*** Given information Section Begins ***
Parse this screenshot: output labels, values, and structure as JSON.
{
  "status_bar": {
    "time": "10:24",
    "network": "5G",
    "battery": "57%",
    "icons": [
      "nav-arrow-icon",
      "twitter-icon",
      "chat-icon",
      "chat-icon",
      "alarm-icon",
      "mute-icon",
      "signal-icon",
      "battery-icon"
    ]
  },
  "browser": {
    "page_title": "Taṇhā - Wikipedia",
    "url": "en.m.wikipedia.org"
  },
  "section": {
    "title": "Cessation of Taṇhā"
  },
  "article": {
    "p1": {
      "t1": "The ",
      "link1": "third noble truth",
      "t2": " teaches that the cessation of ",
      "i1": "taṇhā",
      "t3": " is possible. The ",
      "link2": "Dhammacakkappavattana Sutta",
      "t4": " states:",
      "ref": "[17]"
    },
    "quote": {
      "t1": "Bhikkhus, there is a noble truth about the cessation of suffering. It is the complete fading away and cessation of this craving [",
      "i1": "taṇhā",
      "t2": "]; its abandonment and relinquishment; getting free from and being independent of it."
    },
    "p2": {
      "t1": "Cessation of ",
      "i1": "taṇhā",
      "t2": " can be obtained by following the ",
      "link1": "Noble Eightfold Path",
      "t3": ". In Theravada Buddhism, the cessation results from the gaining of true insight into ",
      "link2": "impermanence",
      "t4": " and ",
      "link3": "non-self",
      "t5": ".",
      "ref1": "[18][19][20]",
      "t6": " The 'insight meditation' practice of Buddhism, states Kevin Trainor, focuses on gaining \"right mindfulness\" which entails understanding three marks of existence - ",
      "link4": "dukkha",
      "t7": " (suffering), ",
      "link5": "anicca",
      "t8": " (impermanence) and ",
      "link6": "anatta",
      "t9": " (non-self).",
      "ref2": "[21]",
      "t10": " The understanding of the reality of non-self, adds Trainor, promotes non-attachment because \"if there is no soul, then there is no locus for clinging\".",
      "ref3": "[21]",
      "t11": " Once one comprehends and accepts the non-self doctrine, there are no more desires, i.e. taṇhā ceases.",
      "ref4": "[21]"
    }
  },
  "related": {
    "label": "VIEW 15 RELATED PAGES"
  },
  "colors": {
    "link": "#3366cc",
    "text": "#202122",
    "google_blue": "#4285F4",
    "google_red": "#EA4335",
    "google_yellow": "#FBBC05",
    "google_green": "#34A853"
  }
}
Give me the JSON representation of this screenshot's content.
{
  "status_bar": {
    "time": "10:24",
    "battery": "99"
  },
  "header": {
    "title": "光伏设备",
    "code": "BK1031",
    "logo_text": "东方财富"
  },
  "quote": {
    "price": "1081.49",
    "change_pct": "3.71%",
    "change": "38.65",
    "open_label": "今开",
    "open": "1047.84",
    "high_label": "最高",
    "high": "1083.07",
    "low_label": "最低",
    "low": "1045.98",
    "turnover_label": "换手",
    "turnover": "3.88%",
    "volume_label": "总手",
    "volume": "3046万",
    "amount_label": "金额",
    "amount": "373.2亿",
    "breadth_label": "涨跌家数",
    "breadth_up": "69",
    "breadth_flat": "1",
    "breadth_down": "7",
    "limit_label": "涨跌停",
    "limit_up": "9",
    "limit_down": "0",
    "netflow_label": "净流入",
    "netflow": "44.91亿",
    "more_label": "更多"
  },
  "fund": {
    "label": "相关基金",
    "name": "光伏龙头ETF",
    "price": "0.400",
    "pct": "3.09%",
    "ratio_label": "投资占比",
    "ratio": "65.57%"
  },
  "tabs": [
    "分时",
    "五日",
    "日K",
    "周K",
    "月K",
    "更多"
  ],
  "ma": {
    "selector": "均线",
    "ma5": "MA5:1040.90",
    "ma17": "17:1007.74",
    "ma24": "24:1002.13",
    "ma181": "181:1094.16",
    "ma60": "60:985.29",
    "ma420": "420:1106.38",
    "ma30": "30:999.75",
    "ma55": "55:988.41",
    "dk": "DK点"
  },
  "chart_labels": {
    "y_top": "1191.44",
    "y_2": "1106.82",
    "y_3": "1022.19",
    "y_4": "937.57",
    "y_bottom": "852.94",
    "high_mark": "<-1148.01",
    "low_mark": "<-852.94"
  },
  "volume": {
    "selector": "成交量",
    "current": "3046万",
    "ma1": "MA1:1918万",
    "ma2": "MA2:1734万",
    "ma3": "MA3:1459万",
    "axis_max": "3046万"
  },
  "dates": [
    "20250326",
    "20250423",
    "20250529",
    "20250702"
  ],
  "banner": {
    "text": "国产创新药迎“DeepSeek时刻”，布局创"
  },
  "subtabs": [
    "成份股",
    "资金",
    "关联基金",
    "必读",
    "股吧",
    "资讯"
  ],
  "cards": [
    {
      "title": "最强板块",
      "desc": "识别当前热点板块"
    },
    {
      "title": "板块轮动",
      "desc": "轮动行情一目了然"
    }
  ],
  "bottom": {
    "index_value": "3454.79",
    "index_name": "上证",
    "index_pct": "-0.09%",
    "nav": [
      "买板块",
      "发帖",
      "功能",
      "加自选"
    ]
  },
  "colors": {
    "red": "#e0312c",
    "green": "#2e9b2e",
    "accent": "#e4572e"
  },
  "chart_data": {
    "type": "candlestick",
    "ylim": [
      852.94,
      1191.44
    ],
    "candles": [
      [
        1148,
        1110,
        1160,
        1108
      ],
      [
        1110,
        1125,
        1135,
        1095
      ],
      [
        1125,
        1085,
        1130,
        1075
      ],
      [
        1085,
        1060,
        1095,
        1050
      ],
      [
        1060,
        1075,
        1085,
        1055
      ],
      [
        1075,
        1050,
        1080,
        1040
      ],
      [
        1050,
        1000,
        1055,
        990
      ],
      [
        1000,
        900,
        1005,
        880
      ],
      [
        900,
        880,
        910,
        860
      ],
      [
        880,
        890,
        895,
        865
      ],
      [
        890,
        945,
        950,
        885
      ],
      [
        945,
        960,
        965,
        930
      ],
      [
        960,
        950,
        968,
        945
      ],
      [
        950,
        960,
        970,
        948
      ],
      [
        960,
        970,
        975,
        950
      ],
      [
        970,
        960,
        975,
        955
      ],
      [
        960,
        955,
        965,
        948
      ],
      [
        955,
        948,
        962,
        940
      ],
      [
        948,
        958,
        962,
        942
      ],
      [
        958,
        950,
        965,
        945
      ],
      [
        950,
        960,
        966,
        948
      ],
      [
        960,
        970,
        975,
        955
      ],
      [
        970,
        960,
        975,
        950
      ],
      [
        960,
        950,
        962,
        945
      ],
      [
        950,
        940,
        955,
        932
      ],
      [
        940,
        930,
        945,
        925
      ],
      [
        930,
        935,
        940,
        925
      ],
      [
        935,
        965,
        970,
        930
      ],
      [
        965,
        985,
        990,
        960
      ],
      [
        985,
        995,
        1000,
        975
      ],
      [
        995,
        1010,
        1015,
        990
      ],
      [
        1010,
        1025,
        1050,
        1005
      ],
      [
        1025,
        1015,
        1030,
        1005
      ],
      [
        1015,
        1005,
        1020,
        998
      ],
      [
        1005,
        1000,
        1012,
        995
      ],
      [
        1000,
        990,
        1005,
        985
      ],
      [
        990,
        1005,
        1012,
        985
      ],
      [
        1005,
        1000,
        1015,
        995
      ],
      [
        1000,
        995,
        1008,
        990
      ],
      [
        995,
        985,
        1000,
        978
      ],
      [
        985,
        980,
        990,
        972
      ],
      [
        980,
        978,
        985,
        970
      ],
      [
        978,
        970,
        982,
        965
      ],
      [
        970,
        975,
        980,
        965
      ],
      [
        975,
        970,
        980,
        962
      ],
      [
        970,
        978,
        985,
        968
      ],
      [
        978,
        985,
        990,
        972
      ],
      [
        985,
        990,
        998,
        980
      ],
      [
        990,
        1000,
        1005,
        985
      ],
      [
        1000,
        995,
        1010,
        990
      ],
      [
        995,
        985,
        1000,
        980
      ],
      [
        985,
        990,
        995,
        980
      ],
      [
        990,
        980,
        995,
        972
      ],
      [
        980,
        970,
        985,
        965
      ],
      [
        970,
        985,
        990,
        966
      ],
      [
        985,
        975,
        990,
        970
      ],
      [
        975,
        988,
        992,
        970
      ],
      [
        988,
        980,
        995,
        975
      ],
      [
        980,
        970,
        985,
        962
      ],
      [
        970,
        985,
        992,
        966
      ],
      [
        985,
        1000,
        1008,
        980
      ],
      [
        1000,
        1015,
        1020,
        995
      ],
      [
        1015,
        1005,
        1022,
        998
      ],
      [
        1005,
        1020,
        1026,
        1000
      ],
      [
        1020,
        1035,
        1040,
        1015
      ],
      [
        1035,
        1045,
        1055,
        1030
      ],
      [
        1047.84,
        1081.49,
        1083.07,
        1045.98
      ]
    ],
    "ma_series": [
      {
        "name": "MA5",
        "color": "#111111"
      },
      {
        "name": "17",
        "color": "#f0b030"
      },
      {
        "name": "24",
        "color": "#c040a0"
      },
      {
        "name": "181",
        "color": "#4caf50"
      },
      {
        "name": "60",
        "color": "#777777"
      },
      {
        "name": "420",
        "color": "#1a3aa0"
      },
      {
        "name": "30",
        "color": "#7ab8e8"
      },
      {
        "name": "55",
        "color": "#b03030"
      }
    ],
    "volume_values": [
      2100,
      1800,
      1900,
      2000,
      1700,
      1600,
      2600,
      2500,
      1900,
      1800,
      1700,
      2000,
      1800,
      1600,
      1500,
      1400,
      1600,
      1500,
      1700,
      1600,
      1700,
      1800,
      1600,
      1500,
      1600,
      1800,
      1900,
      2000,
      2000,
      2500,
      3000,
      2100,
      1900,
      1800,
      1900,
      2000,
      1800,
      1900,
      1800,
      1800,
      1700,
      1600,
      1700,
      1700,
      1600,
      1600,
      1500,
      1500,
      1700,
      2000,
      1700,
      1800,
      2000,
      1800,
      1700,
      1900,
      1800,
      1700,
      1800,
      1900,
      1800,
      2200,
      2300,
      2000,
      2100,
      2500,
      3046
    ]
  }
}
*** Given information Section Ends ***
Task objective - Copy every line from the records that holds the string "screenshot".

Exercise output -
Parse this screenshot: output labels, values, and structure as JSON.
Give me the JSON representation of this screenshot's content.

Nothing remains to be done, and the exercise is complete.